Friends, family mourn loss of Palatine Township farming mainstay
Many farmers moved as suburbia closed in but Harold Bergman stayed, leading a simple life on the land where he was born June 1, 1916.
He grew hay well into his 90s at the family homestead at Algonquin and Ela roads in Palatine Township and for several years was considered the oldest farm operator in Cook County.
But a true piece of area history has gone. On Saturday, friends, family and well wishers bid farewell to the 101-year-old mainstay and he was laid to rest at Mount Hope Cemetery, which was started by his grandfather.
"His family has played an important part in the development of Palatine Township and in Hoffman Estates," Mayor Bill McLeod said on June 1, 2013, which was dedicated Harold Bergman Day. "We felt it was appropriate."
Bergman also received official recognition of his achievements from both the Illinois Comptroller's office and the Cook County Farm Bureau.
The family had deep roots in the area dating to 1852 and were among the early settlers who supported what is now the St. John United Church of Christ. His father was on the school board that oversaw the construction of Palatine High School, from which Bergman graduated in 1933.

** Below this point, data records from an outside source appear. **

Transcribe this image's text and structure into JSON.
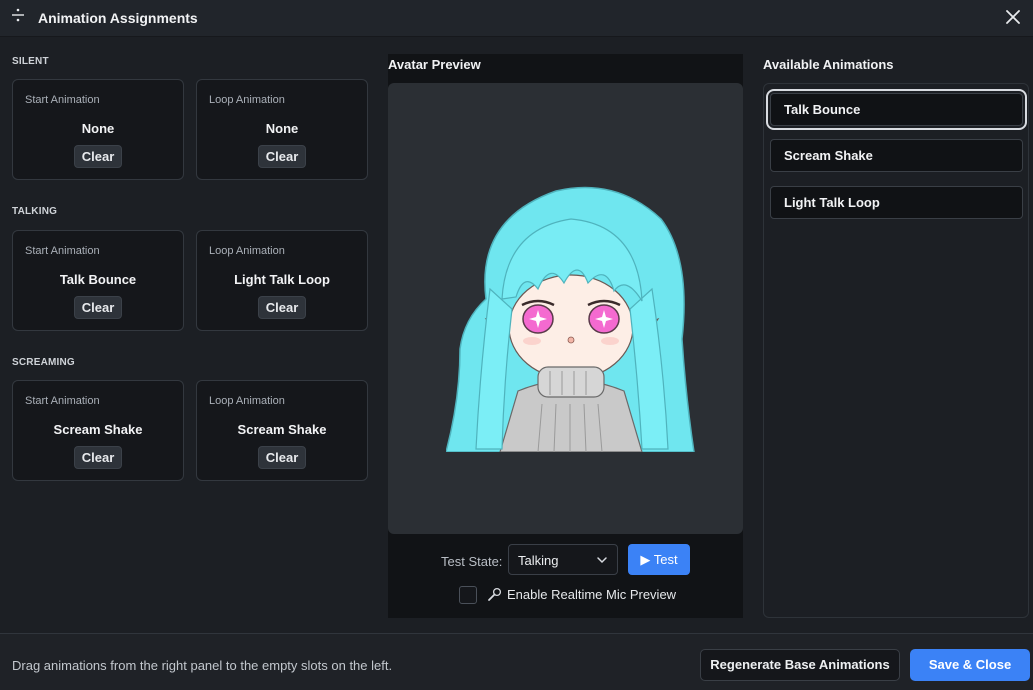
{
  "window": {
    "title": "Animation Assignments",
    "icons": {
      "title": "divide-icon",
      "close": "close-icon"
    }
  },
  "sections": [
    {
      "label": "SILENT",
      "slots": [
        {
          "label": "Start Animation",
          "value": "None",
          "button": "Clear"
        },
        {
          "label": "Loop Animation",
          "value": "None",
          "button": "Clear"
        }
      ]
    },
    {
      "label": "TALKING",
      "slots": [
        {
          "label": "Start Animation",
          "value": "Talk Bounce",
          "button": "Clear"
        },
        {
          "label": "Loop Animation",
          "value": "Light Talk Loop",
          "button": "Clear"
        }
      ]
    },
    {
      "label": "SCREAMING",
      "slots": [
        {
          "label": "Start Animation",
          "value": "Scream Shake",
          "button": "Clear"
        },
        {
          "label": "Loop Animation",
          "value": "Scream Shake",
          "button": "Clear"
        }
      ]
    }
  ],
  "preview": {
    "title": "Avatar Preview",
    "test_state_label": "Test State:",
    "test_state_value": "Talking",
    "test_button": "▶ Test",
    "mic_checkbox_checked": false,
    "mic_label": "Enable Realtime Mic Preview"
  },
  "available": {
    "title": "Available Animations",
    "items": [
      "Talk Bounce",
      "Scream Shake",
      "Light Talk Loop"
    ],
    "selected_index": 0
  },
  "footer": {
    "hint": "Drag animations from the right panel to the empty slots on the left.",
    "regenerate_button": "Regenerate Base Animations",
    "save_button": "Save & Close"
  },
  "colors": {
    "accent": "#3b82f6",
    "background": "#1c1f24",
    "panel": "#15171b",
    "avatar_hair": "#6fe6ef"
  }
}
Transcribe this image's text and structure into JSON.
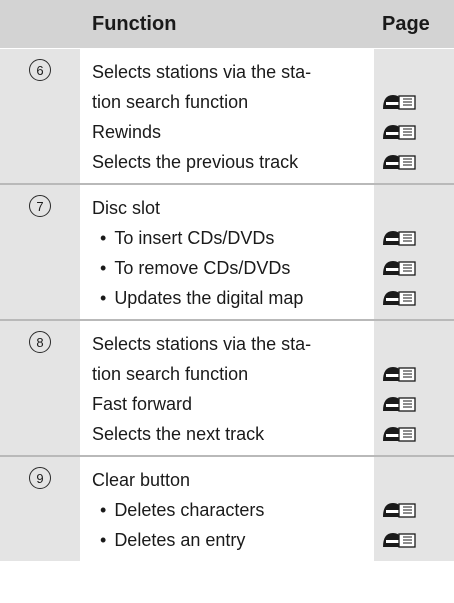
{
  "header": {
    "function": "Function",
    "page": "Page"
  },
  "rows": [
    {
      "num": "6",
      "lines": [
        {
          "text": "Selects stations via the sta-",
          "bullet": false,
          "ref": false
        },
        {
          "text": "tion search function",
          "bullet": false,
          "ref": true
        },
        {
          "text": "Rewinds",
          "bullet": false,
          "ref": true
        },
        {
          "text": "Selects the previous track",
          "bullet": false,
          "ref": true
        }
      ]
    },
    {
      "num": "7",
      "lines": [
        {
          "text": "Disc slot",
          "bullet": false,
          "ref": false
        },
        {
          "text": "To insert CDs/DVDs",
          "bullet": true,
          "ref": true
        },
        {
          "text": "To remove CDs/DVDs",
          "bullet": true,
          "ref": true
        },
        {
          "text": "Updates the digital map",
          "bullet": true,
          "ref": true
        }
      ]
    },
    {
      "num": "8",
      "lines": [
        {
          "text": "Selects stations via the sta-",
          "bullet": false,
          "ref": false
        },
        {
          "text": "tion search function",
          "bullet": false,
          "ref": true
        },
        {
          "text": "Fast forward",
          "bullet": false,
          "ref": true
        },
        {
          "text": "Selects the next track",
          "bullet": false,
          "ref": true
        }
      ]
    },
    {
      "num": "9",
      "lines": [
        {
          "text": "Clear button",
          "bullet": false,
          "ref": false
        },
        {
          "text": "Deletes characters",
          "bullet": true,
          "ref": true
        },
        {
          "text": "Deletes an entry",
          "bullet": true,
          "ref": true
        }
      ]
    }
  ]
}
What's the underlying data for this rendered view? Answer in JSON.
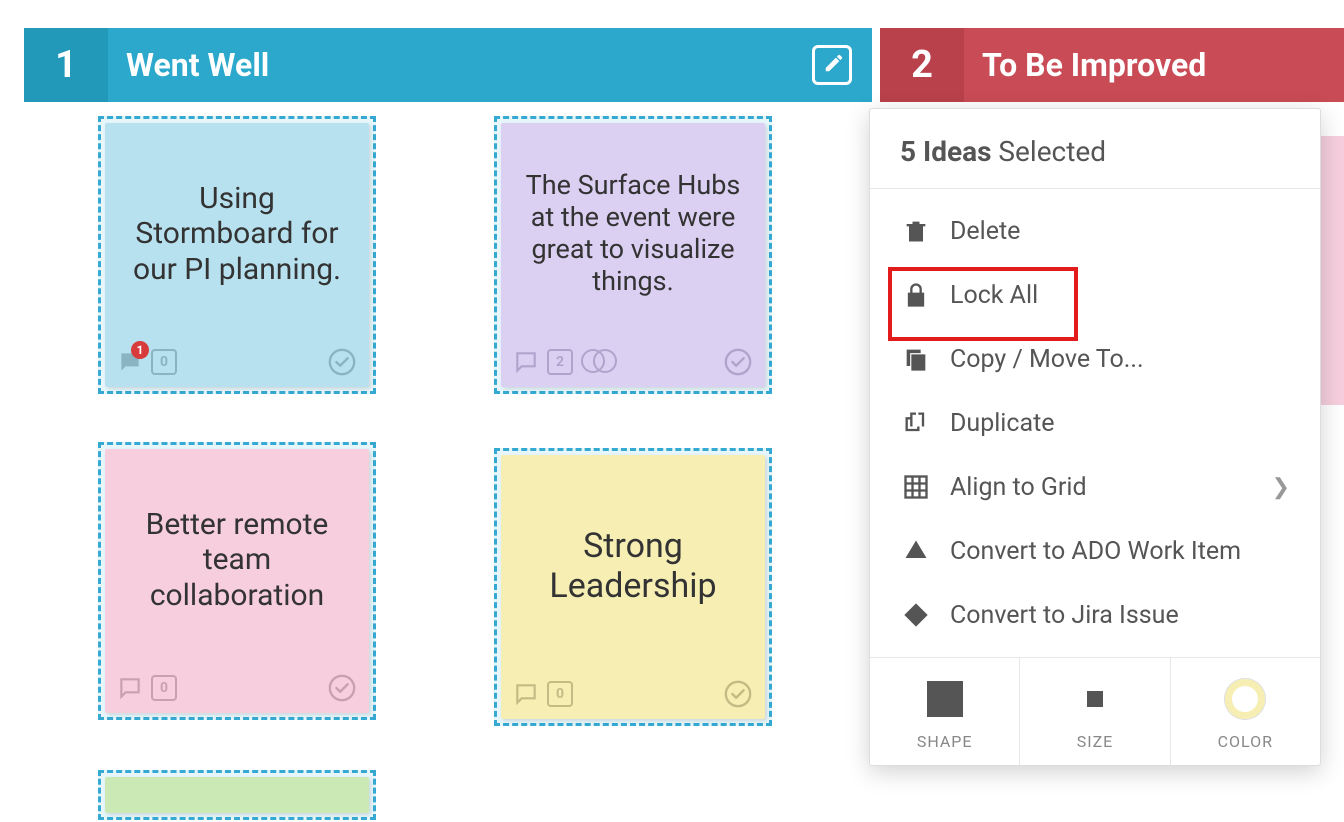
{
  "columns": [
    {
      "num": "1",
      "title": "Went Well"
    },
    {
      "num": "2",
      "title": "To Be Improved"
    }
  ],
  "cards": {
    "c1": {
      "text": "Using Stormboard for our PI planning.",
      "badge": "1",
      "box": "0"
    },
    "c2": {
      "text": "The Surface Hubs at the event were great to visualize things.",
      "box": "2"
    },
    "c3": {
      "text": "Better remote team collaboration",
      "box": "0"
    },
    "c4": {
      "text": "Strong Leadership",
      "box": "0"
    }
  },
  "menu": {
    "count": "5 Ideas",
    "selected_suffix": " Selected",
    "items": {
      "delete": "Delete",
      "lock_all": "Lock All",
      "copy_move": "Copy / Move To...",
      "duplicate": "Duplicate",
      "align_grid": "Align to Grid",
      "convert_ado": "Convert to ADO Work Item",
      "convert_jira": "Convert to Jira Issue"
    },
    "bottom": {
      "shape": "SHAPE",
      "size": "SIZE",
      "color": "COLOR"
    }
  }
}
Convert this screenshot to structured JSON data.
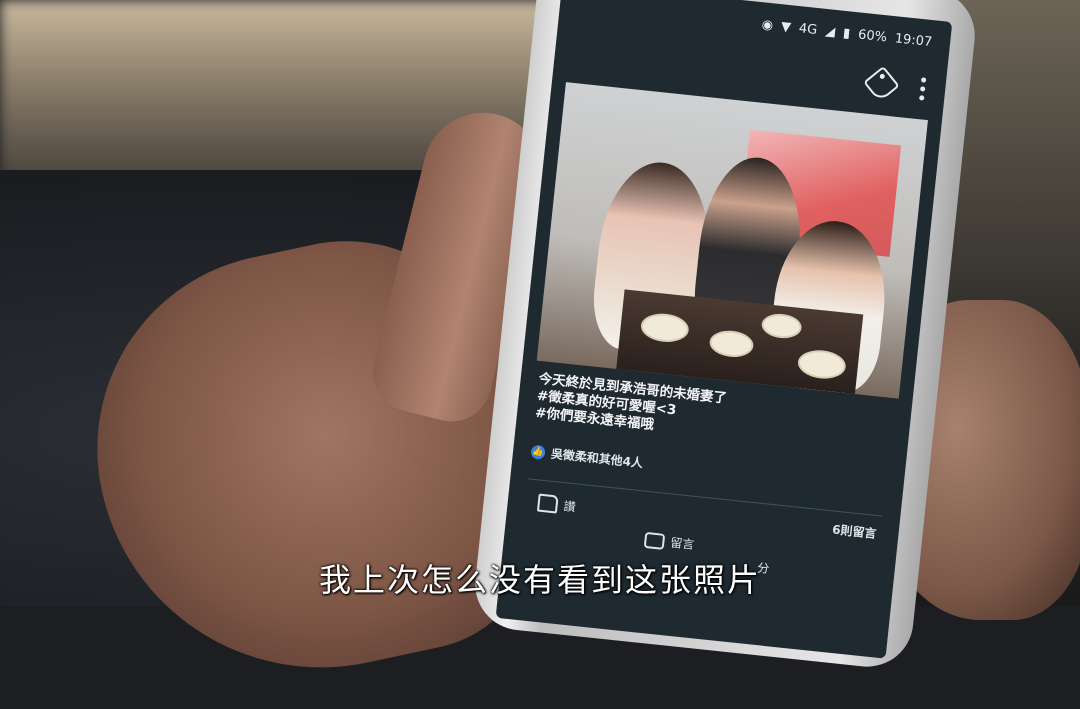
{
  "status_bar": {
    "network": "4G",
    "battery": "60%",
    "time": "19:07"
  },
  "toolbar": {
    "tag_icon": "tag-icon",
    "more_icon": "more-vertical-icon"
  },
  "post": {
    "caption_lines": [
      "今天終於見到承浩哥的未婚妻了",
      "#徵柔真的好可愛喔<3",
      "#你們要永遠幸福哦"
    ],
    "likes_text": "吳徵柔和其他4人",
    "like_label": "讚",
    "comment_label": "留言",
    "share_label": "分",
    "comment_count": "6則留言"
  },
  "subtitle": "我上次怎么没有看到这张照片"
}
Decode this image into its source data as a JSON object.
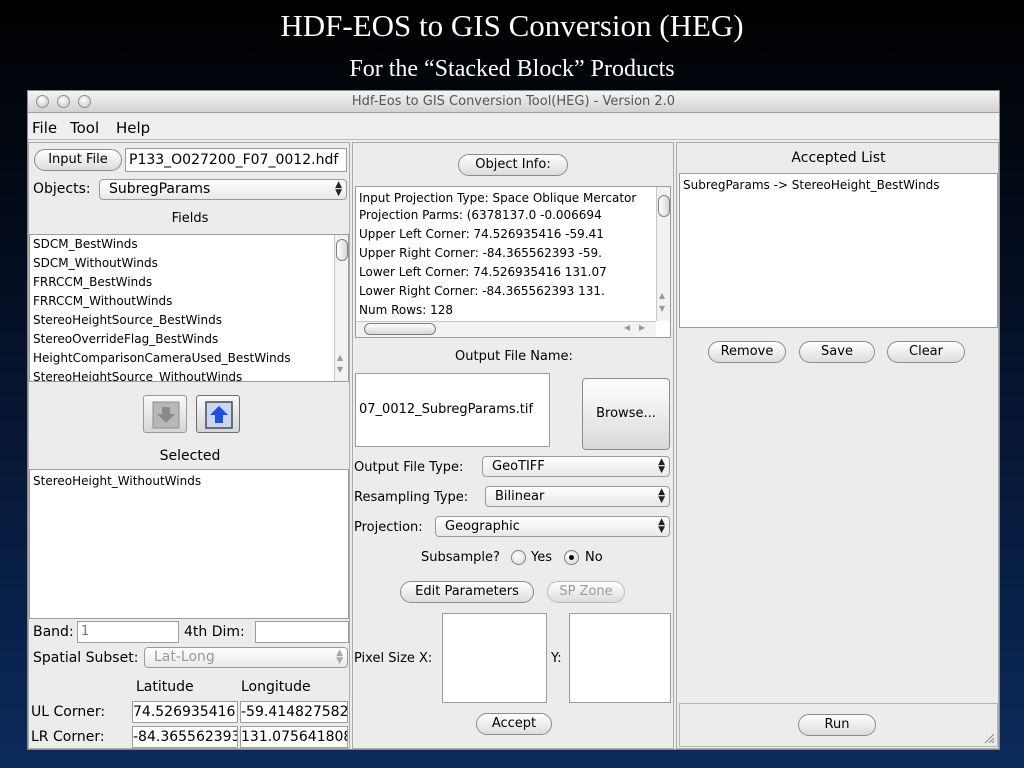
{
  "slide": {
    "title": "HDF-EOS to GIS Conversion (HEG)",
    "subtitle": "For the “Stacked Block” Products"
  },
  "window": {
    "title": "Hdf-Eos to GIS Conversion Tool(HEG) - Version 2.0"
  },
  "menu": [
    "File",
    "Tool",
    "Help"
  ],
  "left_panel": {
    "input_file_button": "Input File",
    "input_file_value": "P133_O027200_F07_0012.hdf",
    "objects_label": "Objects:",
    "objects_value": "SubregParams",
    "fields_heading": "Fields",
    "fields": [
      "SDCM_BestWinds",
      "SDCM_WithoutWinds",
      "FRRCCM_BestWinds",
      "FRRCCM_WithoutWinds",
      "StereoHeightSource_BestWinds",
      "StereoOverrideFlag_BestWinds",
      "HeightComparisonCameraUsed_BestWinds",
      "StereoHeightSource_WithoutWinds"
    ],
    "selected_heading": "Selected",
    "selected_items": [
      "StereoHeight_WithoutWinds"
    ],
    "band_label": "Band:",
    "band_value": "1",
    "dim4_label": "4th Dim:",
    "dim4_value": "",
    "spatial_subset_label": "Spatial Subset:",
    "spatial_subset_value": "Lat-Long",
    "latitude_header": "Latitude",
    "longitude_header": "Longitude",
    "ul_corner_label": "UL Corner:",
    "ul_lat": "74.526935416",
    "ul_lon": "-59.414827582",
    "lr_corner_label": "LR Corner:",
    "lr_lat": "-84.365562393",
    "lr_lon": "131.075641808"
  },
  "middle_panel": {
    "object_info_button": "Object Info:",
    "info_lines": [
      "Input Projection Type:  Space Oblique Mercator",
      "Projection Parms:  (6378137.0   -0.006694",
      "Upper Left Corner:  74.526935416    -59.41",
      "Upper Right Corner:  -84.365562393    -59.",
      "Lower Left Corner:  74.526935416    131.07",
      "Lower Right Corner:  -84.365562393    131.",
      "Num Rows:  128"
    ],
    "output_file_name_label": "Output File Name:",
    "output_file_name_value": "07_0012_SubregParams.tif",
    "browse_button": "Browse...",
    "output_file_type_label": "Output File Type:",
    "output_file_type_value": "GeoTIFF",
    "resampling_type_label": "Resampling Type:",
    "resampling_type_value": "Bilinear",
    "projection_label": "Projection:",
    "projection_value": "Geographic",
    "subsample_label": "Subsample?",
    "subsample_yes": "Yes",
    "subsample_no": "No",
    "subsample_selected": "No",
    "edit_parameters_button": "Edit Parameters",
    "sp_zone_button": "SP Zone",
    "pixel_size_x_label": "Pixel Size X:",
    "pixel_size_x_value": "",
    "pixel_size_y_label": "Y:",
    "pixel_size_y_value": "",
    "accept_button": "Accept"
  },
  "right_panel": {
    "accepted_list_heading": "Accepted List",
    "accepted_items": [
      "SubregParams -> StereoHeight_BestWinds"
    ],
    "remove_button": "Remove",
    "save_button": "Save",
    "clear_button": "Clear",
    "run_button": "Run"
  },
  "icons": {
    "down_arrow": "arrow-down-icon",
    "up_arrow": "arrow-up-icon"
  },
  "colors": {
    "up_arrow": "#1f4fe0",
    "down_arrow": "#9a9a9a"
  }
}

He continued his education, graduating from the University of Illinois in 1939 and was teaching agriculture and science courses in southern Indiana until his father fell ill. Bergman returned in 1943 and never left.
They may not have known it but generations of suburban residents have driven past the Bergman homestead, originally a 200-acre dairy farm. Most of the land was taken by eminent domain in the mid-1960s by the Cook County Forest Preserve District to develop the Ned Brown Forest Preserve. The family grew wheat, oats, hay, barley, corn and soybeans north of Algonquin Road on the remaining 38 acres.
In interviews over the years, Bergman came across as humble and hardworking, rarely taking a day off and enjoying what became his life's work.
He was dedicated to his family and church, according to his obituary, and said his service to the Lord brought a great sense of purpose and deep meaning.
He was born in the farm house built by his grandfather on Algonquin Road just west of Ela Road and what is now Harper College.
A resourceful Bergman began growing hay exclusively, which was in demand from trainers at Arlington Park racetrack and area horse owners. He kept at it until he was 99 and for much of that stretch, not only operated the tractors but helped lift and store the bales.
In 2015, five generations of farm equipment and personal belongings were sold at auction.
"That's life. You've got to adjust to what the next day brings," Bergman said at the time.
Last year, construction began on 81-home subdivision approved for the former farm.